Amber Tamblyn just became my new hero.
On Wednesday, The Sisterhood of the Traveling Pants star penned a powerful open letter to 70-year-old actor James Woods calling out his “predatory” behaviour after he denied hitting on her when she was just 16. In a letter published by Teen Vogue, the 34-year-old detailed an incident where Woods—who was in his 50s at the time—invited her and her teenaged friend to Las Vegas to “have a good time.”
“My friend Billy and I were at the Roxy on Sunset Boulevard seeing a band we loved. We decided to go to Mel’s diner on Sunset Boulevard in Hollywood to get burgers after,” Tamblyn wrote.
“Upon leaving the restaurant we were stopped by you and your friend, who both seemed very nice. At one point you suggested we should all go to Las Vegas together. ‘It’s such a great place, have you ever been?’ You tried to make it sound innocent. This is something predatory men like to do, I’ve noticed. Make it sound innocent. Just a dollop of insinuation. Just a hair of persuasion. Just a pinch of suggestion.
‘It will be so much fun, I promise you. Nothing has to happen, we will just have a good time together.’ I told you my age, kindly and with no judgment or aggression. I told you my age because I thought you would be immediately horrified and take back your offer. You laughed and said, ‘Even better. We’ll have so much fun, I promise.'”
Tamblyn first shared her story after Woods criticized actor Armie Hammer for playing a 24-year-old pursuing a 17-year-old male in his new film, Call Me by Your Name. “Didn’t you date a 19 year old when you were 60…….?” Hammer tweeted back on Monday, calling out Woods’s dating history. (Woods did in fact date a 20-year-old when he was 66). In support of Hammer’s tweets, Tamblyn jumped in with her own encounter with Woods—which Woods has since called “a lie”—even though she shared evidence of her friend confirming the incident.
Didn’t you date a 19 year old when you were 60…….?
— Armie Hammer (@armiehammer) September 11, 2017
James Woods tried to pick me and my friend up at a restaurant once. He wanted to take us to Vegas. “I’m 16” I said. “Even better” he said.
— Amber Tamblyn (@ambertamblyn) September 11, 2017
Since I know people love to question the intengrity and honesty of women when they come forward with stories like this, here you go. pic.twitter.com/rchYilrjuZ

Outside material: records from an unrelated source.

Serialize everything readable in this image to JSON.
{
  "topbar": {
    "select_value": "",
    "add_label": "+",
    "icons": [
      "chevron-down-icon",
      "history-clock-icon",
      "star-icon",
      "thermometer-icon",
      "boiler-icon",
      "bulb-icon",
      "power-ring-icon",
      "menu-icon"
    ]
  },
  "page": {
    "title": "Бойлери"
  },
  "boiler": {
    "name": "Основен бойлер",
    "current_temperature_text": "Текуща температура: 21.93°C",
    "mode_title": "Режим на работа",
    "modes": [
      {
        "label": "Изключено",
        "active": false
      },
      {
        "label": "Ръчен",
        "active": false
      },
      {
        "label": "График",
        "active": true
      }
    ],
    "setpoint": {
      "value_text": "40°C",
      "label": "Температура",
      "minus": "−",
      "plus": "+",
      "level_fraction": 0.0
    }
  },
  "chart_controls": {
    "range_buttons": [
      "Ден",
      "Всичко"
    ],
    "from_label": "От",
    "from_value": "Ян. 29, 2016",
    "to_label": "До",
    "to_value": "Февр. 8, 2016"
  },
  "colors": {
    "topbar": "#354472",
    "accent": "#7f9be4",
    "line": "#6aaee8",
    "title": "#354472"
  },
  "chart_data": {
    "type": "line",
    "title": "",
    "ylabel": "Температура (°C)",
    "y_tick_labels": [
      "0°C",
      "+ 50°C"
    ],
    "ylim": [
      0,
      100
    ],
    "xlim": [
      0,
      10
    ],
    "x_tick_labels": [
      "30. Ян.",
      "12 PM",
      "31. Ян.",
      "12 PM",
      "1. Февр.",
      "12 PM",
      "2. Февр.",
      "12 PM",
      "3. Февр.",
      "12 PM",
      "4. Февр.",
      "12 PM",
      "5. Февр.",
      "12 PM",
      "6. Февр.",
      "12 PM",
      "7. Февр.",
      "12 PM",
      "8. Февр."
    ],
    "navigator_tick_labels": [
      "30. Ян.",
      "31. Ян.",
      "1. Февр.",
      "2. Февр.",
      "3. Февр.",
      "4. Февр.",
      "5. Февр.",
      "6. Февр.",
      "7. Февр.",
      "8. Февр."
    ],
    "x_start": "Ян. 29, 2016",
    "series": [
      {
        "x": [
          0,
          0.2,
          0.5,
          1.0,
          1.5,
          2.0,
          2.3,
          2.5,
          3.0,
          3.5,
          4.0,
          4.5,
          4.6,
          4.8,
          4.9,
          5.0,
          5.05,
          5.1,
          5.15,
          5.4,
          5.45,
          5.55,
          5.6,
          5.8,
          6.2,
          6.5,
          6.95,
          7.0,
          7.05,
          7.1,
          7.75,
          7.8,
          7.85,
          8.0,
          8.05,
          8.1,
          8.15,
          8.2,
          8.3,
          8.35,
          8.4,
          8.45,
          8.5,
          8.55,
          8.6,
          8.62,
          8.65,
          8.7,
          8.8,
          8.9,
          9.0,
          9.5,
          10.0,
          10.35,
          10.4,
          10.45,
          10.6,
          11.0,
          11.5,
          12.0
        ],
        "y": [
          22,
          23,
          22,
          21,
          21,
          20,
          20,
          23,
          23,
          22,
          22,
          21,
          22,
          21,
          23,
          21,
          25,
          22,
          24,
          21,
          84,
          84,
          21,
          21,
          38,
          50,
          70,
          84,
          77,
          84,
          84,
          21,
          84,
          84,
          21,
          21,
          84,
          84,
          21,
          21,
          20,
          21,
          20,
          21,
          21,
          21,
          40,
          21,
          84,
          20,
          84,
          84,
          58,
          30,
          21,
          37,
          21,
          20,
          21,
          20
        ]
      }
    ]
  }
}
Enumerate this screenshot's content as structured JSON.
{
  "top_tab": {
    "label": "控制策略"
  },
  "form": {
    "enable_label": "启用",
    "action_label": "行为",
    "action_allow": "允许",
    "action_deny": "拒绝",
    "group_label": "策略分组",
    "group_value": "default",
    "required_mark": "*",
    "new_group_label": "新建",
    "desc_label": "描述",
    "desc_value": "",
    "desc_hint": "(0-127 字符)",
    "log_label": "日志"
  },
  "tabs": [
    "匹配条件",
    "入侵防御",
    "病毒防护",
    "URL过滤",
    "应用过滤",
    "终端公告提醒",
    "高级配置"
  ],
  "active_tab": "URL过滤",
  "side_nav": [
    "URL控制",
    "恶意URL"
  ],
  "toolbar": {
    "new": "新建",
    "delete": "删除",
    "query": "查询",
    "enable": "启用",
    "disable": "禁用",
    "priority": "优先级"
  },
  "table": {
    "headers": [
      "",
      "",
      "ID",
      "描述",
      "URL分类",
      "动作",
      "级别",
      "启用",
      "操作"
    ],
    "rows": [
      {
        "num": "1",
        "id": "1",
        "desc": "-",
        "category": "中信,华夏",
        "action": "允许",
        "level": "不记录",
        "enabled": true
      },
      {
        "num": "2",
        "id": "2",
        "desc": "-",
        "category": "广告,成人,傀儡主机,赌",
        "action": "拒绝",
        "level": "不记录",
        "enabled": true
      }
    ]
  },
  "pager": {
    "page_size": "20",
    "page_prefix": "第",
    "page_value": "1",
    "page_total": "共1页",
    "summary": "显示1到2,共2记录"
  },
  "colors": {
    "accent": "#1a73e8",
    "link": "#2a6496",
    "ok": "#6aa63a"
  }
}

— Amber Tamblyn (@ambertamblyn) September 12, 2017
“The saddest part of this story doesn’t even concern me but concerns the universal woman’s story. The nation’s harmful narrative of disbelieving women first, above all else,” Tamblyn wrote in her letter.
“Asking them to first corroborate or first give proof or first make sure we’re not misremembering or first consider the consequences of speaking out or first let men give their side or first just let your sanity come last.”
While upsetting, the sad thing about Tamblyn’s letter is that it could have been written by literally any woman.
Tamblyn’s message is so powerful because she articulated something that I often cannot. She described a feeling, a “pinch of suggestion” that men insinuate when they dance in the grey zone. A predatory man might not outwardly grab your ass or grab you by the pussy; instead, he’d hint at things he’d like to do to you—lines he would cross if given the chance.
One instance in particular stands out in my mind. I was 22, and my 40-plus landlord was at my apartment fixing the leaky bathroom sink. I was getting ready for a date and came out of my room wearing red lipstick. “Saucy,” he said as he stared at my lips. Taken back and confused, I smiled and left the apartment. He later texted me about arranging a follow-up visit to come check on the sink, but instead of writing “come” he wrote “cum.”
A dollop of insinuation and a hair of persuasion, remember?
Inappropriate sexual behaviour doesn’t have to be physical to be inappropriate. And while men like Woods try to disguise their misogyny behind aloofness, women are smarter than that. We know better than to pretend a man didn’t mean what we know he meant.
By speaking out, Tamblyn gave words to a feeling so many women have a hard time describing. That icky, uncomfortable, lingering sensation that we get when a predatory man is sizing us up, planning his next move. Despite being called a liar by Woods (because when do exploitive men admit their actions?), Tamblyn is bringing attention to something that is too easily brushed off, and validating these experiences for all the women who have had them.
Because how many women can easily think back to an experience where they’d like to look a dude in the face, as Tamblyn does, and ask: “Are you and your history with women and girls a part of the problem?” My guess? Most of us.
Taylor Swift Wins Victory in Sexual Assault Trial, But It’s Not Over Yet
Boy, Bye! Bill O’Reilly Is Out at Fox, and Twitter Is Loving It
This Revenge Porn Site Targets Canadian University Students & No One Can Stop It